16 Oct 2019

Taking responsibility for our soft plastics

Posted in: Household action

Taking responsibility for our soft plastics

Recycling Week starts on 21 October, with the aim of making New Zealanders more aware of what we buy, what we throw out, and how we all contribute to the transition to a waste-free country.


It’s a good time to reflect on how we as consumers can navigate the complexities of recycling in New Zealand, particularly when it comes to soft plastics.

Firstly - it’s important to note that not all plastics are created equal. Plastics numbered 1 (PET) and 2 (HDPE) are easiest to recycle, while 3 – 7, including soft plastics (3 and 4) are low value, hard to recycle and therefore harder for recycling companies to convert to a profit. So while recycling is a critical factor in dealing with our soft plastics, we have to focus on reduction as well.

bottles rubbish

First, a quick history. New Zealand has local recycling options for glass, separated paper and cardboard, aluminium and hard plastics. However, we have relied on China to dispose of large quantities of our waste, particularly mixed paper and plastics. This kept our waste out of sight and out of mind, a situation which came to an abrupt end in 2018 when the Chinese government stopped accepting waste materials.


The fact that such material was being exported in the first place came as a surprise to many Kiwis; but since 1992, China has bought 45 per cent of the world’s plastic waste for recycling. In 2016 New Zealand sent $21 million worth of waste to China, made up of $8.2 million of plastic, $3.1 million of slag, and $9.7 million of paper. As of early 2018, New Zealand had no onshore processing of post-consumer soft plastics at all.
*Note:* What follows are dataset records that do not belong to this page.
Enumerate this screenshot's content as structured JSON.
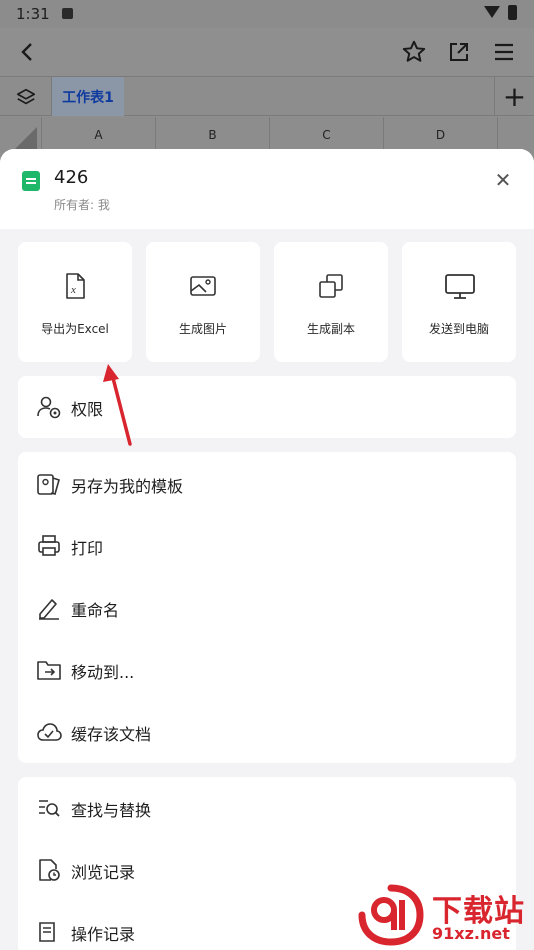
{
  "status_bar": {
    "time": "1:31"
  },
  "background": {
    "sheet_tab": "工作表1",
    "columns": [
      "A",
      "B",
      "C",
      "D"
    ]
  },
  "doc": {
    "title": "426",
    "owner": "所有者: 我"
  },
  "actions": [
    {
      "label": "导出为Excel",
      "icon": "excel-export-icon"
    },
    {
      "label": "生成图片",
      "icon": "image-icon"
    },
    {
      "label": "生成副本",
      "icon": "copy-icon"
    },
    {
      "label": "发送到电脑",
      "icon": "monitor-icon"
    }
  ],
  "permission": {
    "label": "权限",
    "icon": "user-permission-icon"
  },
  "menu_group_1": [
    {
      "label": "另存为我的模板",
      "icon": "template-icon"
    },
    {
      "label": "打印",
      "icon": "printer-icon"
    },
    {
      "label": "重命名",
      "icon": "pencil-icon"
    },
    {
      "label": "移动到...",
      "icon": "folder-move-icon"
    },
    {
      "label": "缓存该文档",
      "icon": "cloud-check-icon"
    }
  ],
  "menu_group_2": [
    {
      "label": "查找与替换",
      "icon": "find-replace-icon"
    },
    {
      "label": "浏览记录",
      "icon": "history-doc-icon"
    },
    {
      "label": "操作记录",
      "icon": "operation-log-icon"
    }
  ],
  "watermark": {
    "text": "下载站",
    "url": "91xz.net"
  },
  "colors": {
    "accent": "#1fb86a",
    "annotation": "#d8252e",
    "tab_text": "#0f3ba0"
  }
}
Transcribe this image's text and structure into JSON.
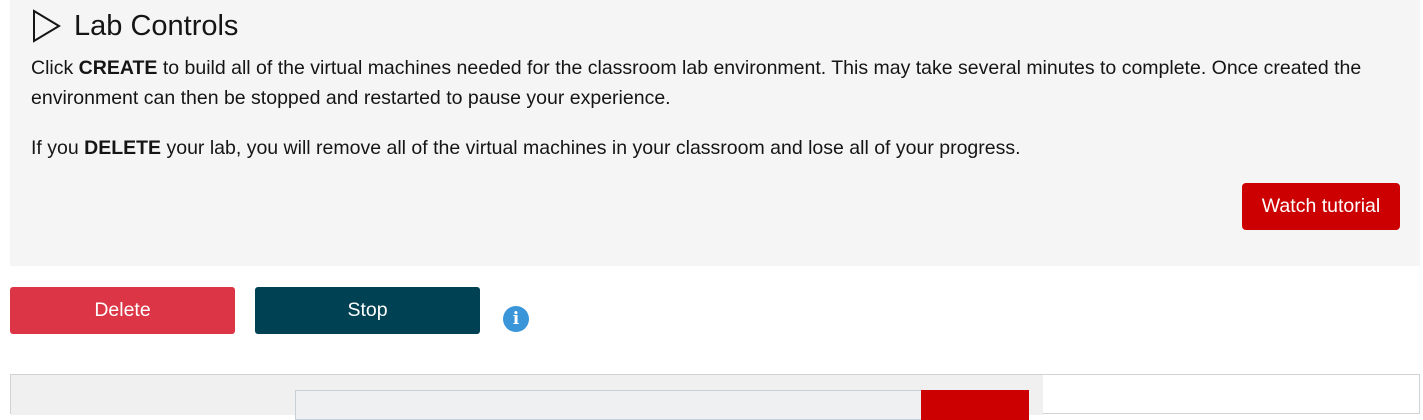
{
  "panel": {
    "title": "Lab Controls",
    "title_icon": "play-outline-icon",
    "paragraph1": {
      "before": "Click ",
      "bold": "CREATE",
      "after": " to build all of the virtual machines needed for the classroom lab environment. This may take several minutes to complete. Once created the environment can then be stopped and restarted to pause your experience."
    },
    "paragraph2": {
      "before": "If you ",
      "bold": "DELETE",
      "after": " your lab, you will remove all of the virtual machines in your classroom and lose all of your progress."
    },
    "watch_tutorial_label": "Watch tutorial"
  },
  "controls": {
    "delete_label": "Delete",
    "stop_label": "Stop",
    "info_icon": "info-icon",
    "info_glyph": "i"
  },
  "colors": {
    "panel_bg": "#f5f5f5",
    "watch_tutorial": "#cc0000",
    "delete": "#dc3545",
    "stop": "#004153",
    "info": "#3b95d9"
  }
}
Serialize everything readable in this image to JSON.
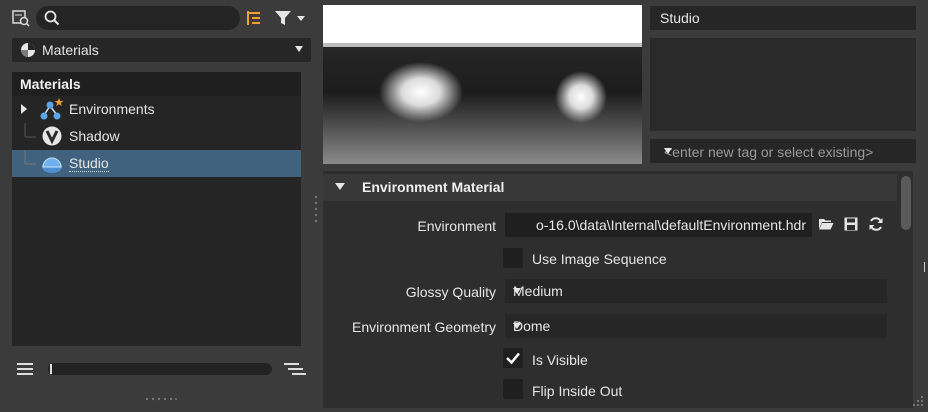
{
  "search": {
    "placeholder": ""
  },
  "library": {
    "selected": "Materials"
  },
  "tree": {
    "header": "Materials",
    "items": [
      {
        "label": "Environments"
      },
      {
        "label": "Shadow"
      },
      {
        "label": "Studio"
      }
    ]
  },
  "material_name": "Studio",
  "tags": {
    "placeholder": "<enter new tag or select existing>"
  },
  "section": {
    "title": "Environment Material"
  },
  "properties": {
    "environment_label": "Environment",
    "environment_value": "o-16.0\\data\\Internal\\defaultEnvironment.hdr",
    "use_image_sequence_label": "Use Image Sequence",
    "glossy_quality_label": "Glossy Quality",
    "glossy_quality_value": "Medium",
    "environment_geometry_label": "Environment Geometry",
    "environment_geometry_value": "Dome",
    "is_visible_label": "Is Visible",
    "flip_inside_out_label": "Flip Inside Out"
  },
  "colors": {
    "selection": "#41627e",
    "accent": "#f0a030"
  },
  "icons": [
    "search-view-icon",
    "search-icon",
    "tree-view-icon",
    "filter-icon",
    "environments-icon",
    "shadow-icon",
    "studio-icon",
    "open-folder-icon",
    "save-icon",
    "refresh-icon",
    "list-icon",
    "outline-icon",
    "checkmark-icon"
  ]
}
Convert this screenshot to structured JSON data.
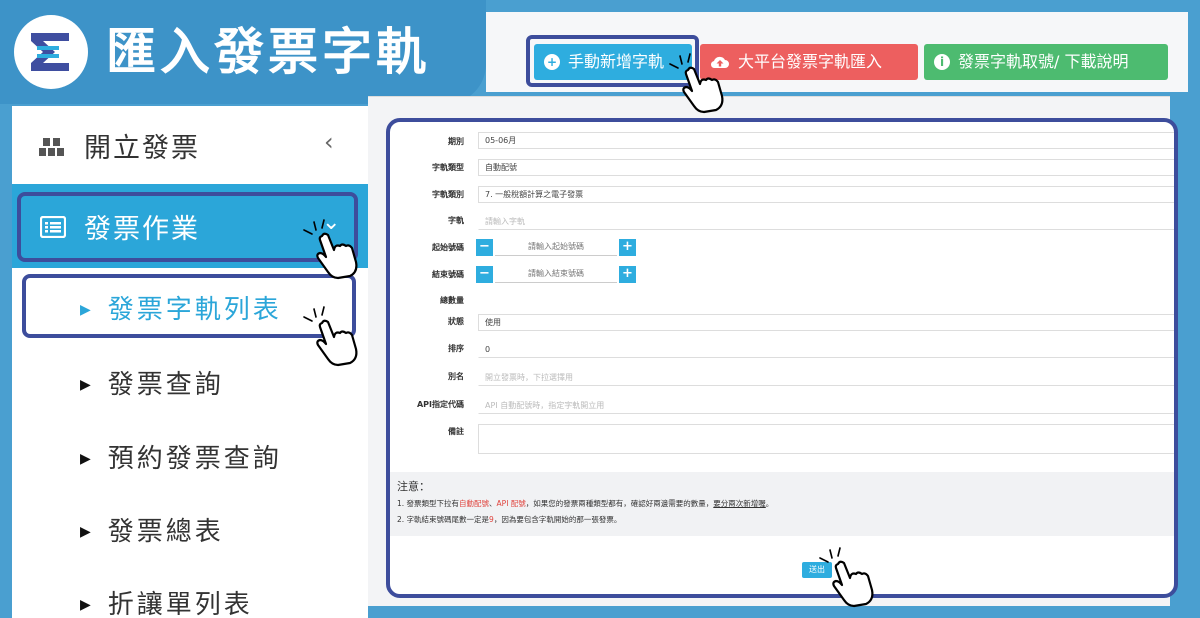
{
  "banner": {
    "title": "匯入發票字軌"
  },
  "toolbar": {
    "manual_add": "手動新增字軌",
    "platform_import": "大平台發票字軌匯入",
    "download_info": "發票字軌取號/ 下載說明"
  },
  "sidebar": {
    "header": "開立發票",
    "collapse_glyph": "‹",
    "section": "發票作業",
    "items": [
      {
        "label": "發票字軌列表"
      },
      {
        "label": "發票查詢"
      },
      {
        "label": "預約發票查詢"
      },
      {
        "label": "發票總表"
      },
      {
        "label": "折讓單列表"
      }
    ]
  },
  "form": {
    "period": {
      "label": "期別",
      "value": "05-06月"
    },
    "track_type": {
      "label": "字軌類型",
      "value": "自動配號"
    },
    "track_category": {
      "label": "字軌類別",
      "value": "7. 一般稅額計算之電子發票"
    },
    "track": {
      "label": "字軌",
      "placeholder": "請輸入字軌"
    },
    "start_no": {
      "label": "起始號碼",
      "placeholder": "請輸入起始號碼"
    },
    "end_no": {
      "label": "結束號碼",
      "placeholder": "請輸入結束號碼"
    },
    "total": {
      "label": "總數量"
    },
    "status": {
      "label": "狀態",
      "value": "使用"
    },
    "order": {
      "label": "排序",
      "value": "0"
    },
    "alias": {
      "label": "別名",
      "placeholder": "開立發票時，下拉選擇用"
    },
    "api_code": {
      "label": "API指定代碼",
      "placeholder": "API 自動配號時，指定字軌開立用"
    },
    "remark": {
      "label": "備註"
    }
  },
  "note": {
    "title": "注意：",
    "line1_a": "1. 發票類型下拉有",
    "line1_red1": "自動配號",
    "line1_b": "、",
    "line1_red2": "API 配號",
    "line1_c": "，如果您的發票兩種類型都有，確認好兩邊需要的數量，",
    "line1_ul": "要分兩次新增喔",
    "line1_d": "。",
    "line2_a": "2. 字軌結束號碼尾數一定是",
    "line2_red": "9",
    "line2_b": "，因為要包含字軌開始的那一張發票。"
  },
  "submit_label": "送出",
  "colors": {
    "primary": "#2eaddf",
    "danger": "#ed5f5f",
    "success": "#4dbb70",
    "highlight": "#3d4d9c"
  }
}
The Soft Plastics Recycling Scheme (run by the Packaging Forum) sent recycled materials to Australia; but following the ban in China it was so inundated with material the scheme had to be temporarily suspended.

It seems unlikely that China will lift its ban anytime soon. On one hand this presents New Zealand with a major domestic soft plastic recycling shortfall, on the other, it’s an opportunity to reconsider and rethink what we do with our waste, and how much we create in the first place.

no plastic bin

We have made progress: there are now two domestic recycling operations for soft plastics – Future Post in Waiuku, which recycles plastics into fence posts, and Second Life Plastics in Levin, which takes waste plastics and turns it into cable covers, ducting, buckets and plastic sheeting. The Soft Plastics Recycling Scheme is back up and running in Auckland and Hamilton, with collection points in various outlets.

However, given the limited geographies of the recycling scheme, the solution has to include creating the best possible domestic recycling options but, ultimately, to reduce our consumption in the first place.

Auckland Council have five useful tips to help you get started:

  • Look at the options when buying a product. Look for ‘naked’ alternatives or products with packaging that can be re-purposed or recycled.
  • Put your produce directly in your shopping trolley and then straight into a reusable shopping bag at the checkout. You don’t need to use plastic bags for each item.
  • Bring your own reusable containers when grocery shopping. Check with your local butcher, delicatessen, or supermarket and ask if they will put meat and other deli foods in your reusable containers. Buy food, pet food and cleaning products in bulk from bulk bin outlets and put them in reusable containers.
  • Use reusable beeswax food wraps instead of plastic food wrap and snack bags. These are made from cotton, keep food fresh, are simple to clean, and can be washed and re-used for up to 12 months. At the end of their life, beeswax wraps can be composted if you have a home compost bin.
  • Use your voice. If there are ‘must-have’ items on your shopping list that have soft plastic packaging, take the time to drop a line and ask the manufacturer if they will consider alternative packaging options for their product.

Want to share your tips on how to reduce the use of plastic. Let us know! We’d love to hear from you.